layeredpages@yahoo.com for my review guidelines!

 

Stephanie

Layered Pages

Review: Her Majesty’s Will by David Blixt

david Blixt

 

If you have ever wondered about the lost years in Shakespeare’s life look no further.  In Her Majesty’s Will, David Blixt has created a funny, lighthearted historical fiction where Shakespeare unwittingly joins Christopher Marlow to serve their queen as spies in a tragic comedy of their own making.  While Shakespeare and Marlow work to save the queen we are taken on a tour of bawdy London taverns as they outwit many a foe.

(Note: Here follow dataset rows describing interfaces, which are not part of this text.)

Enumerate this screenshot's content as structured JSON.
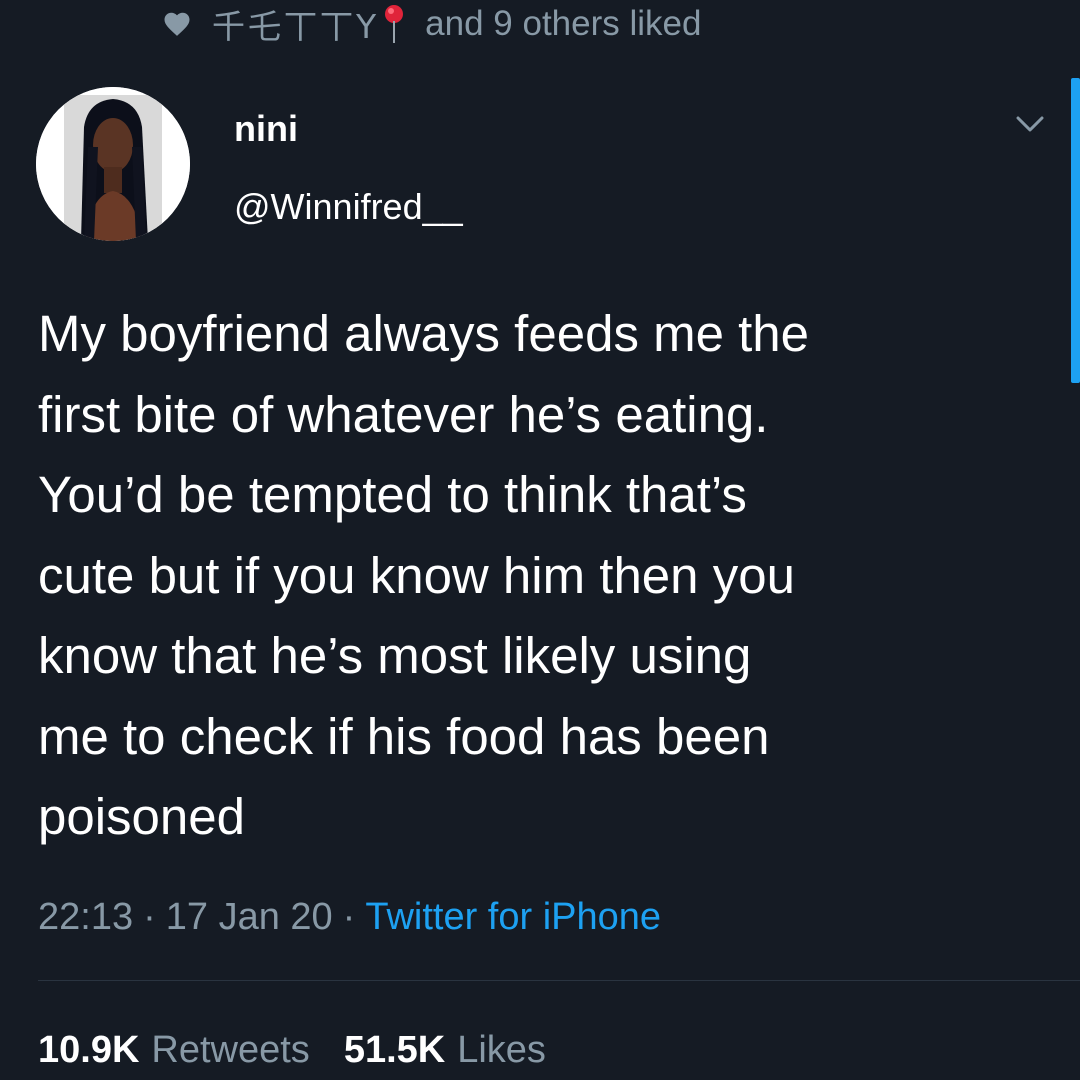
{
  "social_context": {
    "icon": "heart-icon",
    "liker_name": "千乇丅丅Y",
    "liker_emoji_icon": "round-pushpin-icon",
    "liked_text": "and 9 others liked"
  },
  "author": {
    "display_name": "nini",
    "handle": "@Winnifred__",
    "avatar": "avatar"
  },
  "tweet": {
    "text": "My boyfriend always feeds me the\nfirst bite of whatever he’s eating.\nYou’d be tempted to think that’s\ncute but if you know him then you\nknow that he’s most likely using\nme to check if his food has been\npoisoned"
  },
  "meta": {
    "time": "22:13",
    "separator": "·",
    "date": "17 Jan 20",
    "source": "Twitter for iPhone"
  },
  "stats": {
    "retweets_count": "10.9K",
    "retweets_label": "Retweets",
    "likes_count": "51.5K",
    "likes_label": "Likes"
  },
  "colors": {
    "background": "#151b24",
    "secondary_text": "#8899a6",
    "accent": "#1da1f2"
  }
}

The characters in this volume are cheeky, clever, and cunning.  The settings are well described and both character and time are believable and engaging.  Mr. Blixt has created a story which is both grounded in history and filled with speculation.  Full of action, twists, and surprises, this is a great beach read.  It was a delightful change of pace to have this comic historical fiction in my reading pile.

While I am not put off by this, I feel that it bears mentioning that there is some sexual tension between Will and Kit that certain readers may find unsettling.  Also of note, Mr. Blixt makes use of some phrases in Latin or French throughout the story, which at times are undefined.  I did not find this detracting from the story, nor did I feel that I was missing any important information by skimming over them.  I could, however, see how not knowing what these phrases mean could be off putting or frustrating to some readers.  I would give this book 3.5 stars.  The story is fun and light and I would recommend this to anyone who has an interest in Shakespeare, historical fiction, Christopher Marlow, or action/adventure stories.

 

Brandy Strake

Layered Pages Review Team Admin